Even the Project acknowledged that Witherspoon had baptized a runaway slave in 1756 while serving in Scotland as a Presbyterian minister and tutored two freed African men in 1774 while serving as Princeton’s president
Meanwhile, the author of the Project’s 2017 John Witherspoon Essay, Lesa Redmond, said at the first Witherspoon symposium in April that historical understanding and her views have changed and she had come to give Witherspoon “the benefit of doubt.”
The Project’s deeply flawed Witherspoon essay heavily influenced the May 2022 petition to remove the statue that is now awaiting recommendation by the Naming Committee and subsequent action by President Eisgruber. He highly praised the Princeton & Slavery Project at its launch in 2017. Like the Project’s leaders, Eisgruber has ignored formal, documented requests by Bill Hewitt ’74 and byPrincetonians for Free Speech to correct misleading depictions of Witherspoon on the two websites.
Hewitt has filed a formal complaint with the Judicial Committee of the Council of the Princeton University Community requesting a full hearing on the merits and correction of what he calls the University’s “shameful” continuing display of misleading criticisms of Witherspoon on slavery. He also seeks a ruling that the Witherspoon statue should remain in place.
If the powers that be decide to start down this path of cancellation, where will it lead? The James Madison statue on East Pyne’s west tower (near a second Witherspoon statue) and the George Washington portrait in the Nassau Hall Faculty Room may be the next targets. Not to mention the names in Nassau Hall’s Memorial Atrium of Princetonians who died fighting for the Confederacy, as the project to brand as bad people most of the founders of our nation – and of Princeton University – and a lot of our other forebears rolls ahead.
As PFS said in submission sent to Princeton almost a year ago, the push to cancel historical figures such as Witherspoon has profound implications for freedom of speech and thought -- which are already in eclipse at Princeton after Eisgruber’s 2022 ruling eviscerating Princeton’s pro-free-speech policy, which he purports to support, and a similarly shocking ruling by Minter. The PFS submission stated:

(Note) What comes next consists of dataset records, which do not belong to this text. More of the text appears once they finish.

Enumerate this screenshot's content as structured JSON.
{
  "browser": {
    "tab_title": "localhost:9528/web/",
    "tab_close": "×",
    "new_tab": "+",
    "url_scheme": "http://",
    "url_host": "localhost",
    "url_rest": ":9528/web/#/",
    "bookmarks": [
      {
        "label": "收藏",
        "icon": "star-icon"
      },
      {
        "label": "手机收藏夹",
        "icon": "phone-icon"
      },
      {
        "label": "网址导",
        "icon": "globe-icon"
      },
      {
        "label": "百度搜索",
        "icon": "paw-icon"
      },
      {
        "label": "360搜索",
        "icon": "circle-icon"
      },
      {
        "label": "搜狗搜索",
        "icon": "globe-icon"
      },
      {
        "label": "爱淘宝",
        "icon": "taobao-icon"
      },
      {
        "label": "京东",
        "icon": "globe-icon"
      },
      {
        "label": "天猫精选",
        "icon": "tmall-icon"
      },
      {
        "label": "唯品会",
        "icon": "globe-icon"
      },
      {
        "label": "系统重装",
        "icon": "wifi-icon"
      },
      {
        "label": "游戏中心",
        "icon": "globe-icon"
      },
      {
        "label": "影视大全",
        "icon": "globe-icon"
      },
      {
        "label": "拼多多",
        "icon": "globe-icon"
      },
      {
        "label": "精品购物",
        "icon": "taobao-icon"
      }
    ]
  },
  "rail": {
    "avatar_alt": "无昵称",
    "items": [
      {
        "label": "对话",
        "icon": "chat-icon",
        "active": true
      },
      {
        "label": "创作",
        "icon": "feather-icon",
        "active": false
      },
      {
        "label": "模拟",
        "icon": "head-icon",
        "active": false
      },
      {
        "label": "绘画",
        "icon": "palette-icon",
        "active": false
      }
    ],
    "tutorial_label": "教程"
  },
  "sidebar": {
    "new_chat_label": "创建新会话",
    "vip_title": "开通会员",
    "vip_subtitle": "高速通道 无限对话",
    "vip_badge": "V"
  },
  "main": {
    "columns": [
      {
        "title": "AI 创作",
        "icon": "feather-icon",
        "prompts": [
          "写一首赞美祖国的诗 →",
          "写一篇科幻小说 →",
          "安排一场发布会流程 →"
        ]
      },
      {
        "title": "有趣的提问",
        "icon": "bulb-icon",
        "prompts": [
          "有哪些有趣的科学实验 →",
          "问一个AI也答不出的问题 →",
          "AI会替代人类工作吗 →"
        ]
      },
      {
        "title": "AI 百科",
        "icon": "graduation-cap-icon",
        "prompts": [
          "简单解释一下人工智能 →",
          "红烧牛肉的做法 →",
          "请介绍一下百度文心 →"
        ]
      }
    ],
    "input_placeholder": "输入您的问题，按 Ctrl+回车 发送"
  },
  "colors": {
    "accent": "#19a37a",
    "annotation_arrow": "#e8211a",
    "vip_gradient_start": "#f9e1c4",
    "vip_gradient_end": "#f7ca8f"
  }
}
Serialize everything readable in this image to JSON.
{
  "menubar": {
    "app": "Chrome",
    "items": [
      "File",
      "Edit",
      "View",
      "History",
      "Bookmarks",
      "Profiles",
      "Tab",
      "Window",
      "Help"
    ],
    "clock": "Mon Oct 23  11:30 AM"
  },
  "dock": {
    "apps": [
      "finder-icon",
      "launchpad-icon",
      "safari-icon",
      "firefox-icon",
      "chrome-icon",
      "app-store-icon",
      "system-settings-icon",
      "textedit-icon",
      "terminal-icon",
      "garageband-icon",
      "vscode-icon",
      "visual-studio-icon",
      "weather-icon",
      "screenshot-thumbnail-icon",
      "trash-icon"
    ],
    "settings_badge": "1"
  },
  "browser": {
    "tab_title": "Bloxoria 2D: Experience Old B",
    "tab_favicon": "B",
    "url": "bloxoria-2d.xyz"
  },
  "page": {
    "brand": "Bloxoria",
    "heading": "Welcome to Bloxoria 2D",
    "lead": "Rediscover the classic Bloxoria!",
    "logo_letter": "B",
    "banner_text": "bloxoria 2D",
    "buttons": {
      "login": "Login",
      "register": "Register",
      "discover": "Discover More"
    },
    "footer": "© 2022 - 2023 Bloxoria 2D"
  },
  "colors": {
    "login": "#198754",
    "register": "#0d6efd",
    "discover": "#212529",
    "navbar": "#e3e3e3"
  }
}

“The petitioners [who seek removal of the statue] argue that Princeton, is a ‘home’ and therefore a place where students should feel comfortable and protected from disturbing associations. They argue that honoring John Witherspoon in such a prominent way in Firestone Plaza requires confronting the monument, which [for some is said to be] ‘jarring’ and upsetting, and will, the petition claims, make them feel ‘less at home’ because Witherspoon’s legacy includes the fact that he owned slaves. Is Princeton a ‘home’ in this sense of intellectual comfort and refuge? Princeton is supposed to be a place of learning, a place where rigorous debate and disputation are central to the process of education. It is a place designed to stretch minds, to challenge assumptions, to foster curiosity and humility. In short, it is a place that is meant to be sometimes uncomfortable, as Princeton’s own commitment to free speech and academic freedom implicitly affirms.
“The petition assumes a monolithic point of view among students, particularly students of color, when they see or pass by the statue honoring a historical figure who was at once foundational both to Princeton and to the fledgling nation, and who was also was an owner of slaves. In fact, however, students of every ethnicity and background possess widely varied views, not towards the ethics of slavery as an institution, but towards how they, today, should think about people, norms and practices of different eras.”
Stuart Taylor, Jr. is co-founder of Princetonians for Free Speech.